You might not be surprised to find out that Brookfield Infrastructure Partners L.P. (NYSE:BIP) and Brookfield Asset Management Inc. (NYSE:BAM) are related -- after all, they share the Brookfield name. However, they are vastly different businesses, and which one you buy will depend on your long-term goals for growth and income. Here's what you'll need to know to understand this pair of stocks and why high-yielding Brookfield Infrastructure Partners is my pick for long-term investors.

Running the show

Brookfield Asset Management is an over 100-year-old Canadian company that invests in what are now called alternative assets. That list includes things like energy, infrastructure, and real estate. It has a long history in this space, noting that its first investment in 1899 was in a Brazilian railway and power company. For most of its history, Brookfield Asset Management worked just for itself, only opening its doors to outside investors early in the current century.   

A man standing in front of high voltage electrical equipment

Image source: Getty Images.

Having finally made the choice to take on outside money, though, Brookfield Asset Management has worked quickly to grow its asset base.
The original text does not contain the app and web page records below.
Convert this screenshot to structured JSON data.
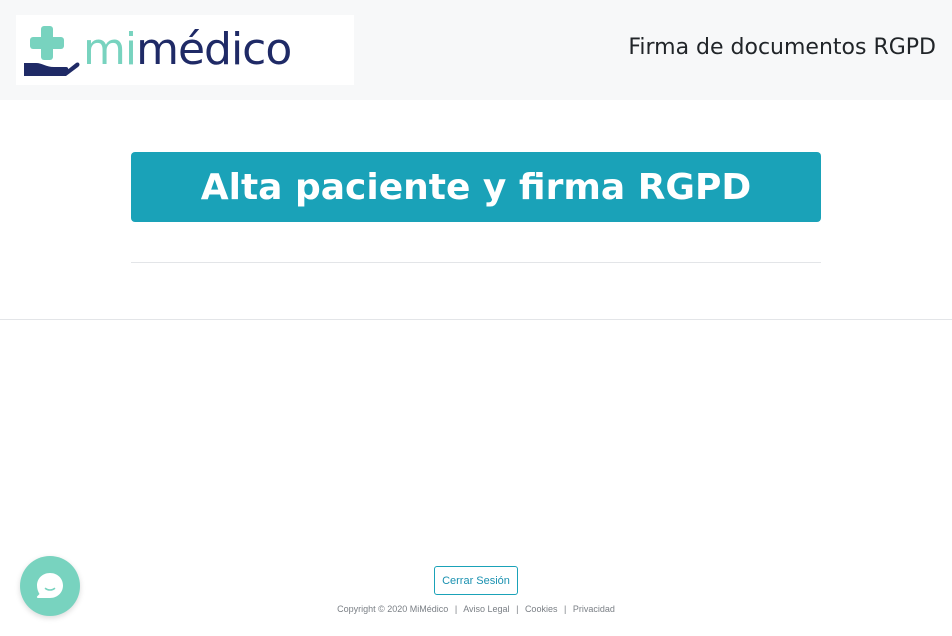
{
  "header": {
    "logo": {
      "mi": "mi",
      "medico": "médico"
    },
    "title": "Firma de documentos RGPD"
  },
  "main": {
    "banner_label": "Alta paciente y firma RGPD"
  },
  "footer": {
    "logout_label": "Cerrar Sesión",
    "copyright": "Copyright © 2020 MiMédico",
    "links": [
      "Aviso Legal",
      "Cookies",
      "Privacidad"
    ],
    "separator": "|"
  },
  "colors": {
    "accent": "#1aa2b8",
    "logo_mint": "#78d3bf",
    "logo_navy": "#1f2a66",
    "header_bg": "#f7f8f9"
  },
  "icons": {
    "logo_mark": "hand-holding-cross-icon",
    "chat": "chat-bubble-icon"
  }
}
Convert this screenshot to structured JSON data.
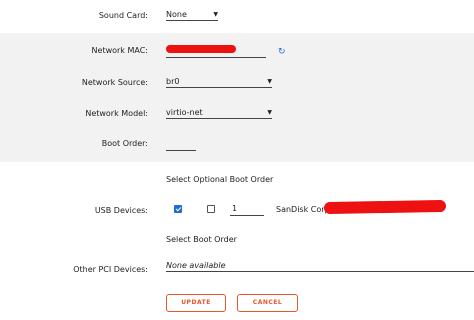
{
  "sound_card": {
    "label": "Sound Card:",
    "value": "None"
  },
  "network_mac": {
    "label": "Network MAC:"
  },
  "network_source": {
    "label": "Network Source:",
    "value": "br0"
  },
  "network_model": {
    "label": "Network Model:",
    "value": "virtio-net"
  },
  "boot_order": {
    "label": "Boot Order:"
  },
  "usb": {
    "header": "Select  Optional  Boot Order",
    "label": "USB Devices:",
    "device": {
      "selected": true,
      "optional": false,
      "boot_order": "1",
      "name": "SanDisk Corp."
    }
  },
  "pci": {
    "header": "Select  Boot Order",
    "label": "Other PCI Devices:",
    "value": "None available"
  },
  "buttons": {
    "update": "UPDATE",
    "cancel": "CANCEL"
  },
  "colors": {
    "accent": "#e8552a",
    "redaction": "#ee1111",
    "refresh": "#1a73c8"
  }
}
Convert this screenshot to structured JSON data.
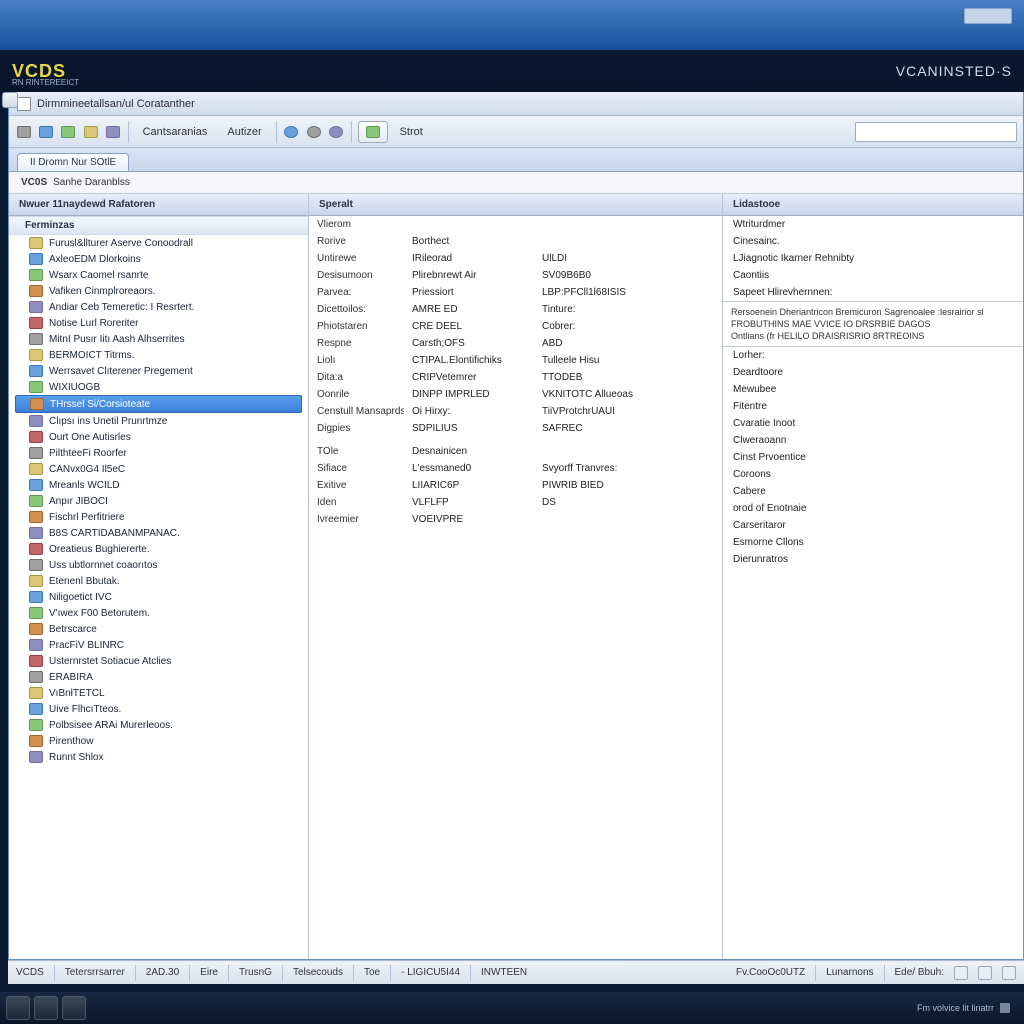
{
  "brand": {
    "name": "VCDS",
    "sub": "RN RINTEREEICT",
    "right": "VCANINSTED·S"
  },
  "titlebar": "Dirmmineetallsan/ul Coratanther",
  "toolbar": {
    "btn_config": "Cantsaranias",
    "btn_auth": "Autizer",
    "btn_start": "Strot"
  },
  "tab_active": "II Dromn Nur SOtlE",
  "subheader": {
    "left": "VC0S",
    "right": "Sanhe Daranblss"
  },
  "left": {
    "header": "Nwuer 11naydewd Rafatoren",
    "section": "Ferminzas",
    "items": [
      "Furusl&llturer Aserve Conoodrall",
      "AxleoEDM Dlorkoins",
      "Wsarx Caomel rsanrte",
      "Vafiken Cinmplroreaors.",
      "Andiar Ceb Temeretic: I Resrtert.",
      "Notise Lurl Roreriter",
      "MitnI Pusır Iitı Aash Alhserrites",
      "BERMOICT Titrms.",
      "Werrsavet Clıterener Pregement",
      "WIXIUOGB",
      "THrssel Si/Corsioteate",
      "Clıpsı ins Unetil Prunrtmze",
      "Ourt One Autisrles",
      "PilthteeFi Roorfer",
      "CANvx0G4 Il5eC",
      "Mreanls WCILD",
      "Anpır JIBOCI",
      "Fischrl Perfitriere",
      "B8S CARTIDABANMPANAC.",
      "Oreatieus Bughiererte.",
      "Uss ubtlornnet coaorıtos",
      "Etenenl Bbutak.",
      "Niligoetict IVC",
      "V'ıwex F00 Betorutem.",
      "Betrscarce",
      "PracFiV BLINRC",
      "Usternrstet Sotiacue Atclies",
      "ERABIRA",
      "VıBnłTETCL",
      "Uive FlhcıTteos.",
      "Polbsisee ARAi Murerleoos.",
      "Pirenthow",
      "Runnt Shlox"
    ],
    "selected_index": 10
  },
  "mid": {
    "header": "Speralt",
    "rows": [
      [
        "Vlierom",
        "",
        ""
      ],
      [
        "Rorive",
        "Borthect",
        ""
      ],
      [
        "Untirewe",
        "IRileorad",
        "UlLDI"
      ],
      [
        "Desisumoon",
        "Plirebnrewt Air",
        "SV09B6B0"
      ],
      [
        "Parvea:",
        "Priessiort",
        "LBP:PFCll1l68ISIS"
      ],
      [
        "Dicettoilos:",
        "AMRE ED",
        "Tinture:"
      ],
      [
        "Phiotstaren",
        "CRE DEEL",
        "Cobrer:"
      ],
      [
        "Respne",
        "Carsth;OFS",
        "ABD"
      ],
      [
        "Liolı",
        "CTIPAL.Elontifichiks",
        "Tulleele Hisu"
      ],
      [
        "Dita:a",
        "CRIPVetemrer",
        "TTODEB"
      ],
      [
        "Oonrile",
        "DINPP IMPRLED",
        "VKNITOTC Allueoas"
      ],
      [
        "Censtull Mansaprds",
        "Oi Hirxy:",
        "TiiVProtchrUAUI"
      ],
      [
        "Digpies",
        "SDPILIUS",
        "SAFREC"
      ],
      [
        "",
        "",
        ""
      ],
      [
        "TOle",
        "Desnainicen",
        ""
      ],
      [
        "Sifiace",
        "L'essmaned0",
        "Svyorff Tranvres:"
      ],
      [
        "Exitive",
        "LIIARIC6P",
        "PIWRIB BIED"
      ],
      [
        "Iden",
        "VLFLFP",
        "DS"
      ],
      [
        "Ivreemier",
        "VOEIVPRE",
        ""
      ]
    ]
  },
  "right": {
    "header": "Lidastooe",
    "initial": [
      "Wtriturdmer",
      "Cinesainc.",
      "LJiagnotic Ikarner Rehnibty",
      "Caontiis",
      "Sapeet Hlirevhernnen:"
    ],
    "desc": [
      "Rersoenein Dheriantricon Bremicuron Sagrenoalee :lesrairior sl",
      "FROBUTHINS MAE VVICE IO DRSRBIE DAGOS",
      "Ontlians (fr HELILO DRAISRISRIO 8RTREOINS"
    ],
    "rest": [
      "Lorher:",
      "Deardtoore",
      "Mewubee",
      "Fitentre",
      "Cvaratie Inoot",
      "Clweraoann",
      "Cinst Prvoentice",
      "Coroons",
      "Cabere",
      "orod of Enotnaie",
      "Carseritaror",
      "Esmorne Cllons",
      "Dierunratros"
    ]
  },
  "statusbar": {
    "items": [
      "VCDS",
      "Tetersrrsarrer",
      "2AD.30",
      "Eire",
      "TrusnG",
      "Telsecouds",
      "Toe",
      "- LIGICU5I44",
      "INWTEEN"
    ],
    "right": [
      "Fv.CooOc0UTZ",
      "Lunarnons",
      "Ede/ Bbuh:"
    ]
  },
  "taskbar": {
    "right_text": "Fm volvice lit linatrr"
  }
}
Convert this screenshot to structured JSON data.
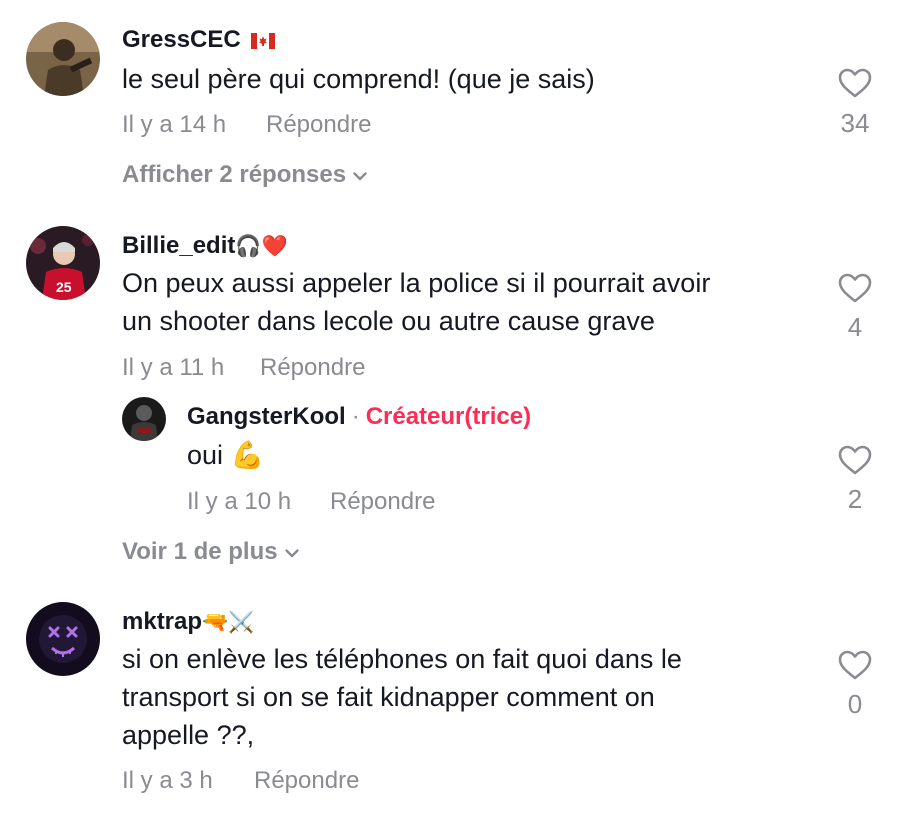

In just the past decade, total assets under management have expanded from roughly $90 billion to around $280 billion at the start of 2018. Although a little bit of a simplification, the more money Brookfield Asset Management runs, the more money it makes through fees.   

This is an important factor to keep in mind. Broadly speaking, Brookfield Asset Management grows in two ways: by getting investors to give it more money, and by growing the assets it currently manages. With the market at or near peak levels, the second one could easily become a headwind should asset prices turn lower (effectively reducing total assets under management). A market downturn, meanwhile, would also make it harder to get investors to give Brookfield Asset Management more capital.

The main appeal here is business growth as the asset manager expands its asset base. The company pays a dividend, which has been increased annually for seven years, but the yield is only 1.4%. A notable downturn in the market, meanwhile, would make it much harder for the company to keep that streak alive since fees would be falling. With that caveat out of the way, it's time to look at the connection between Brookfield Asset Management and Brookfield Infrastructure Partners.   

Part of the gang

One of the ways Brookfield Asset Management raises capital is by launching publicly traded controlled partnerships. It currently has four main vehicles: Brookfield Property Partners, Brookfield Renewable Partners, Brookfield Business Partners, and, you probably guessed it, Brookfield Infrastructure Partners. Each one of these entities has a slightly different focus, even though they all work around the same basic infrastructure and hard-asset themes.

The names are pretty good indications of what each does. Property Partners owns real estate like malls and industrial facilities. Renewable Partners owns renewable power assets like hydro, solar, and wind power plants. Business Partners invests directly in corporate entities, most of which are in the infrastructure and property spaces. And Infrastructure Partners owns a broad array of infrastructure assets -- it is probably the most diversified partnership in the Brookfield family.   

Brookfield Infrastructure Partners breaks down its business into four segments: Utilities (electric and gas utilities), Transport (railroads, toll roads, and ports), Energy (natural gas pipelines), and Data Infrastructure (cell towers). Its portfolio of assets spans the globe, with a heavy concentration in North America providing a foundation for investments in South America, Europe, and Asia/Australia.   

The list of assets Brookfield Infrastructure Partners owns, however, is not static. It takes an opportunistic approach, looking to buy when assets are out of favor and sell when a good price can be fetched. For example, over the past decade, the partnership sold 10 businesses for roughly $3.8 billion, achieving an average internal rate of return of 25%. It works to run efficient businesses, but it is not wedded to owning any asset forever.   

BIP Dividend Per Share (Annual) Chart

BIP Dividend Per Share (Annual) data by YCharts.

That said, one of the key goals of Brookfield Infrastructure Partners is to return value to unitholders via distributions. The current yield is roughly 4.5%, and the distribution has been increased every year for 11 years. The goal is to achieve annual distribution growth of 5% to 9%, a range it has exceeded over the trailing 3- and 5-year periods. The core of that comes from the income generated from its portfolio of vital infrastructure businesses. Even if the market should turn south, those assets will continue to operate and throw off cash to support the dividend.   

Brookfield or Brookfield?

The big question here is, are you a growth investor or an income investor? If you favor growth, then Brookfield Asset Management is the better choice, the caveat being that the market is currently at all time highs, and the last decade or so has been a time of steady market gains. A market downturn could cause this asset management company's asset growth to stall, which is why Brookfield Infrastructure Partners is probably the better option for most investors.

The assets it owns will keep running and throwing off cash that gets passed on to unitholders via distributions no matter what happens in the stock market. Clearly, if you don't want an income stock, then Brookfield Infrastructure Partners isn't something you would be interested in. However, if you are a long-term investor, the model of actively managing a portfolio of infrastructure assets is simpler and more stable.

Reuben Gregg Brewer has no position in any of the stocks mentioned. The Motley Fool recommends Brookfield Infrastructure Partners. The Motley Fool has a disclosure policy.